See “Are My Accounts Insured by the FDIC?” for more information about the types of deposit products that are covered by FDIC insurance and the amount of deposit insurance coverage that may be available under FDIC’s different ownership categories.
Q: How Does the FDIC Insure Prepaid Cards?
A: Prepaid cards that are registered with the card issuer are insured when certain FDIC requirements are met. The funds underlying the prepaid cards must be deposited in a bank. Please remember that FDIC deposit insurance coverage only applies when a bank fails. Deposit insurance coverage does not apply to lost or stolen prepaid cards or if the prepaid card provider declares bankruptcy.
Q: What are the FDIC coverage limits for Prepaid Cards?
A: If certain FDIC requirements are met, funds on a prepaid card will be insured up to $250,000 (together with any other funds in the same ownership category that the cardholder may have established in another deposit account in the same bank). Click here for more information about deposit insurance coverage for prepaid cards.
Q: Can I check to see if my accounts are fully covered?
A: Yes. You can get detailed information about your specific deposit insurance coverage by accessing the FDIC's Electronic Deposit Insurance Estimator(EDIE) and entering information about your accounts. You can also visit the FDIC Information and Support Center to submit a request for deposit insurance coverage information or you can also call the FDIC at 1-877-ASK-FDIC (1-877-275-3342) and an FDIC deposit insurance specialist will help you calculate your deposit insurance coverage.
other government resources:
Financial Literacy, Fraud Protection, Financial Games for Children
This site has a wealth of information to help you learn, manage, and protect your financial affairs. Learn about the five principles that are building blocks for managing and growing your money. Check out the Life Events section if you have a meaningful event upcoming. It also includes links to other government sites that provide financial scam and identity theft information.
Wanting to learn more about avoiding home foreclosure
This helpful site from the Federal Reserve Bank is a resource to help you better understand foreclosure and provides useful information about how to avoid foreclosure.
Thinking of purchasing a home?
The U.S. Department of Housing and Urban Development is a great resource providing a step-by-step process you can use to simplify your home purchase and make it flow more smoothly.

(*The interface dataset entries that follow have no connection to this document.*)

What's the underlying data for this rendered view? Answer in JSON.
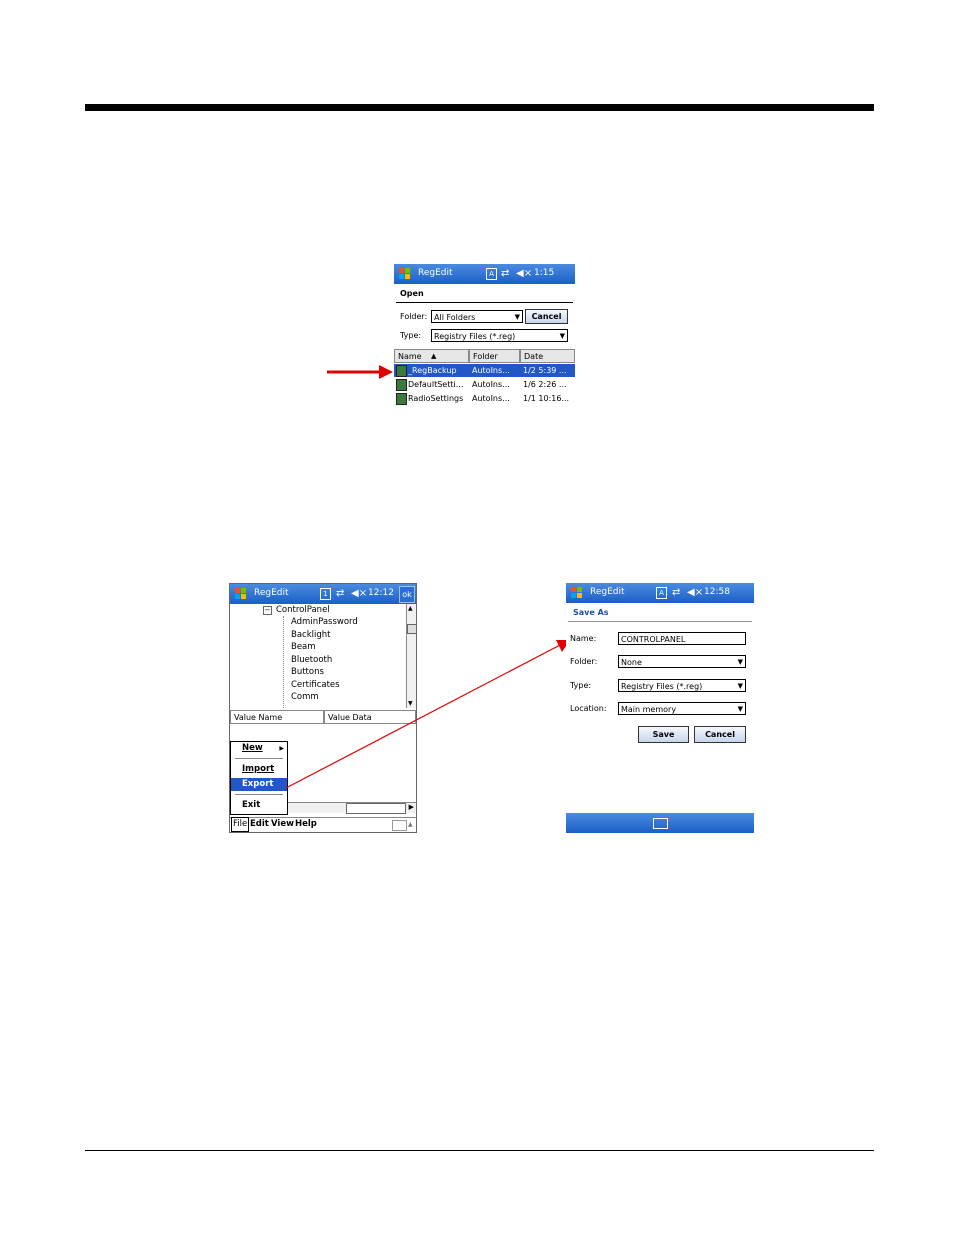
{
  "open_dialog": {
    "app_title": "RegEdit",
    "clock": "1:15",
    "heading": "Open",
    "folder_label": "Folder:",
    "folder_value": "All Folders",
    "cancel_label": "Cancel",
    "type_label": "Type:",
    "type_value": "Registry Files (*.reg)",
    "columns": [
      "Name",
      "Folder",
      "Date"
    ],
    "rows": [
      {
        "name": "_RegBackup",
        "folder": "AutoIns...",
        "date": "1/2 5:39 ..."
      },
      {
        "name": "DefaultSetti...",
        "folder": "AutoIns...",
        "date": "1/6 2:26 ..."
      },
      {
        "name": "RadioSettings",
        "folder": "AutoIns...",
        "date": "1/1 10:16..."
      }
    ]
  },
  "regedit_screen": {
    "app_title": "RegEdit",
    "clock": "12:12",
    "ok_label": "ok",
    "tree_root": "ControlPanel",
    "tree_children": [
      "AdminPassword",
      "Backlight",
      "Beam",
      "Bluetooth",
      "Buttons",
      "Certificates",
      "Comm"
    ],
    "value_columns": [
      "Value Name",
      "Value Data"
    ],
    "file_menu": {
      "new": "New",
      "import": "Import",
      "export": "Export",
      "exit": "Exit"
    },
    "menubar": [
      "File",
      "Edit",
      "View",
      "Help"
    ]
  },
  "save_as": {
    "app_title": "RegEdit",
    "clock": "12:58",
    "heading": "Save As",
    "name_label": "Name:",
    "name_value": "CONTROLPANEL",
    "folder_label": "Folder:",
    "folder_value": "None",
    "type_label": "Type:",
    "type_value": "Registry Files (*.reg)",
    "location_label": "Location:",
    "location_value": "Main memory",
    "save_label": "Save",
    "cancel_label": "Cancel"
  },
  "colors": {
    "titlebar": "#1c5fc6",
    "selection": "#2157c7",
    "arrow": "#e00000"
  },
  "icons": [
    "windows-start-icon",
    "connectivity-icon",
    "speaker-icon",
    "registry-file-icon",
    "keyboard-icon"
  ]
}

The My Money Program from the Florida Department of Financial Services
This comprehensive site provides financial literacy programs for individuals with developmental disabilities and their family members and caregivers.